Mathematics works. That much is obvious to anybody - mathematics is essentially the language of much of science, and is seemingly unendingly applicable to the real world. The problem is that it is not at all obvious why this should actually be the case. Philosophers have struggled with this question since Pythagoras, all to no avail. It is entirely all too common for mathematicians to embark on a purely theoretical exploration of the truly abstract and abstruse as a mental game, only to have, decades or centuries later, their work prove stunningly applicable to some very real world problem. The mathematics that laid the foundations for General Relativity began with mathematicians wondering, purely hypothetically, what would happen if they ignored Euclid's fifth postulate; much of the work of G.H. Hardy, who famously claimed no discovery of his would ever make a practical difference in the world, has found considerable application in cryptology. To explain its effectiveness it seems we need first to explain what mathematics actually is.

If mathematics is simply the abstraction of our intuitions about the physical world, then why is it so universal? Surely each mathematician would then develop a personal mathematics from their own intuitions and claims of mathematical objectivity would become muddied. Equally one can ask why it is that a rejection of spatial intuition, on purely logical grounds, such as that Euclid's fifth postulate, should lead to mathematics that is surprisingly more applicable rather than less.

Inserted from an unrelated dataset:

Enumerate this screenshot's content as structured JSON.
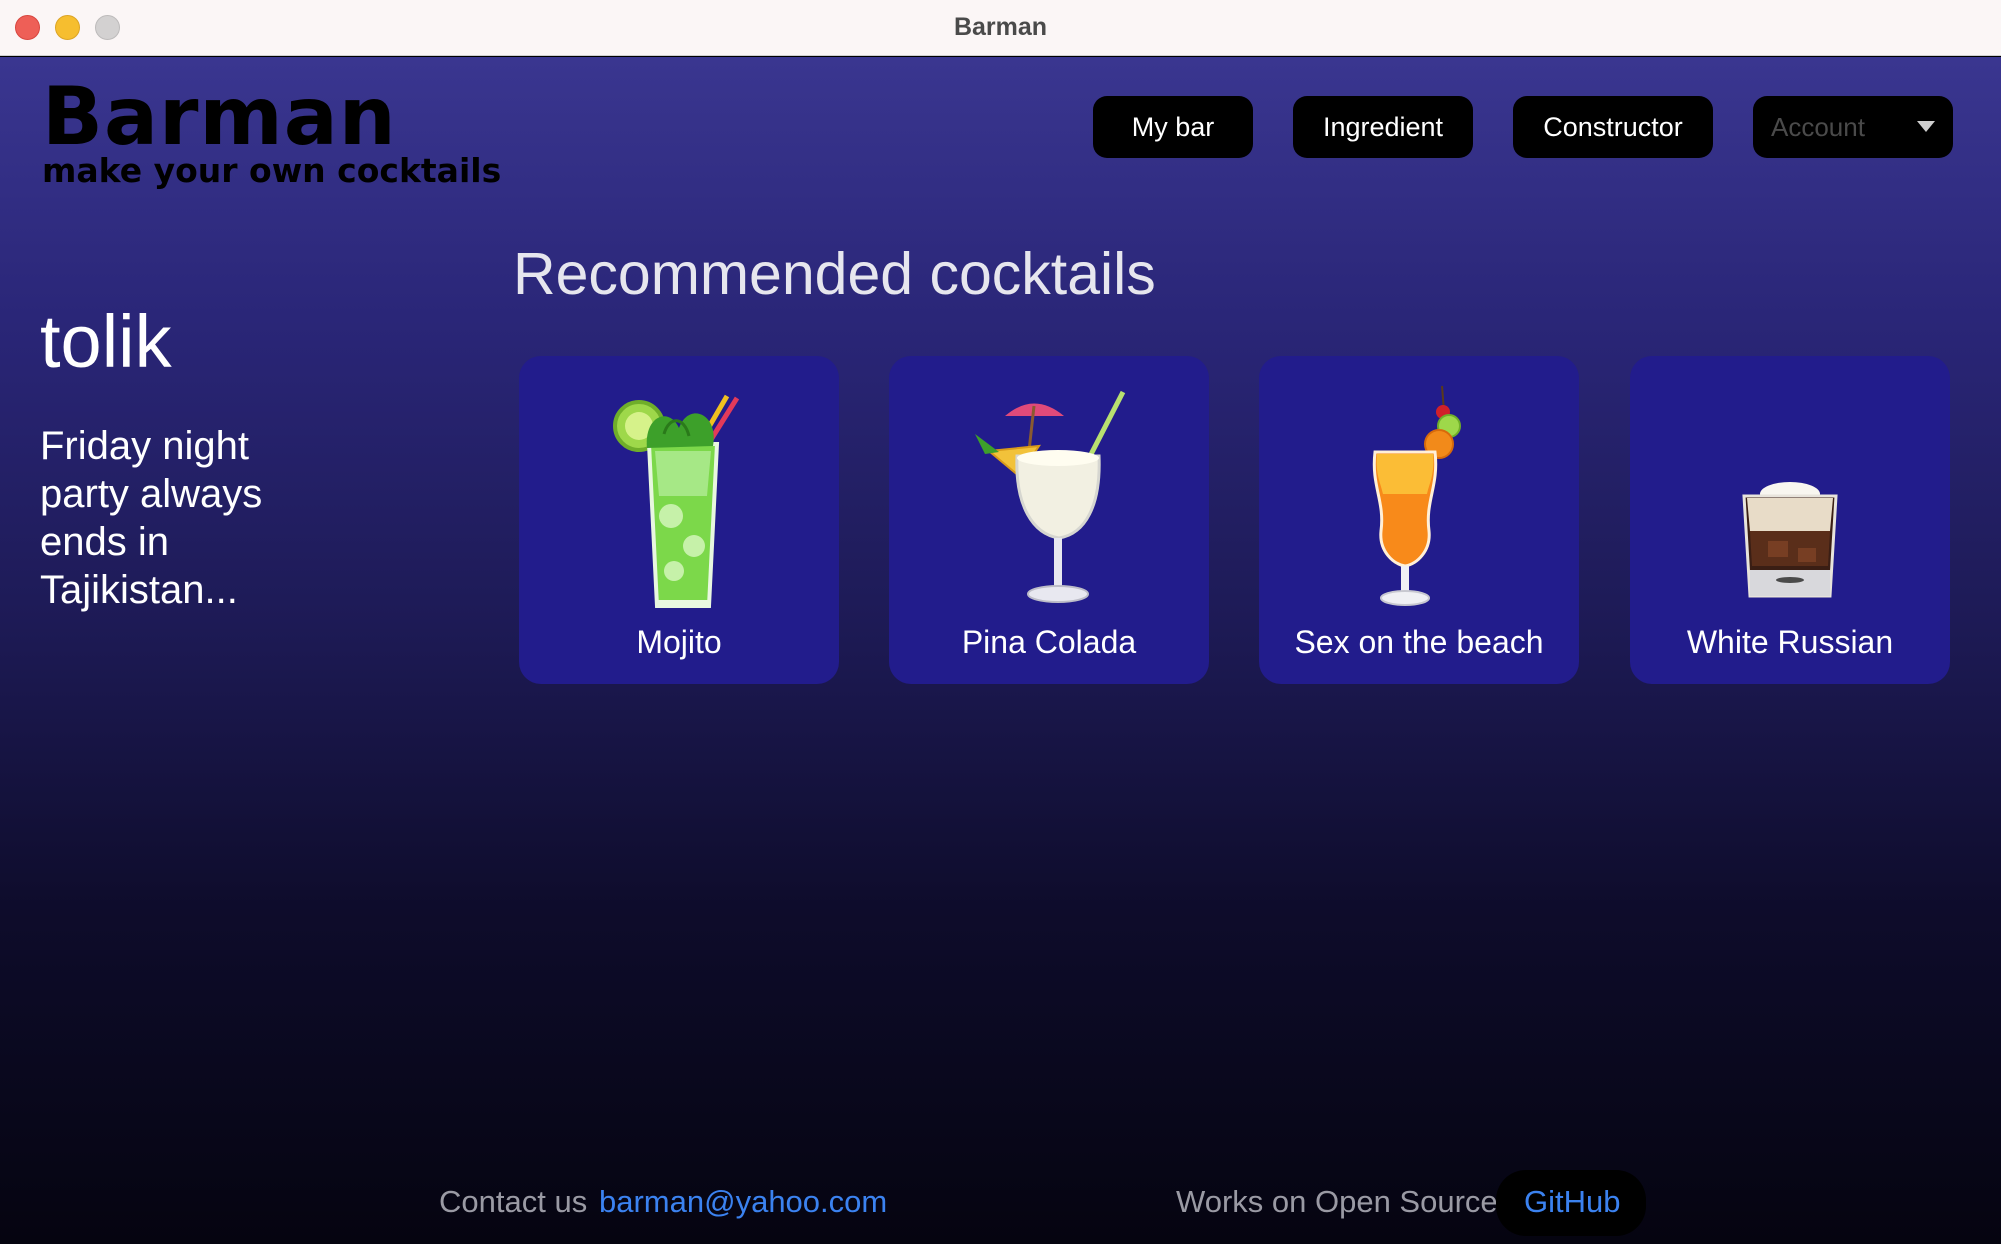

Can it then be argued that mathematics is simply logic? This would explain, to some degree, its applicability: mathematics would simply be the expression of fundamental eternal universal truths. Unfortunately, despite truly heroic efforts by some of histories greatest mathematicians and logicians (Frege in "Foundations of Arithmetic" Russell and Whitehead in "Principia Mathematica") the reduction of mathematics to pure logic failed. While Russell and Whitehead managed to construct a remarkable edifice out of pure logic, introducing along the way many new concepts such as Type theory which is now of great importance in computer science, they fell short of building mathematics as we know it: their system was too weak and required extra axioms (the axiom of infinity and the axiom of reducibility) which cannot reasonably be called purely logical principles.

Can we not, then, define our base set of rules and proceed by logic from there? This was the approach to, and explanation of, mathematics favoured by Hilbert and his formalist school. While this approach did much to shore up the shaky foundations of pure mathematics before running afoul of Gödel's Incompleteness Theorems, it simply sidesteps our initial question. Mathematics, in this line of thought, becomes reduced to a game played with symbols on paper and an arbitrary set of rules (we ask only for consistency). Why should such an arbitrary game apply to reality? That is not at all clear.

The debate as to what mathematics actually is continues, mostly in philosophic circles - No school of thought has yet given a satisfactory answer. Personally I lean towards a more recent view that mathematics is about structure and can be grounded best in a structure oriented language such as that of Category Theory. However, Category Theory does not yet provide a sufficiently rigorous foundation to make that claim truly defensible. Only time will tell. Thus we began wondering what there is in mathematics that we don't know, and conclude realising that we don't even know what mathematics is.

Further Reading:

A First Course in Abstract Algebra by John Fraleigh provides a gentle introduction to elegant intricacies of Group Theory.

Conceptual Mathematics by William Lawvere and Stephen Schanuel is a very accessible (high school level) introduction to Category Theory.

Gauge Fields, Knots, and Gravity by John Baez and Javier Muniain is a (relatively) accessible book discussing the links between pure mathematics and physics in General Relativity and Quantum Field Theory.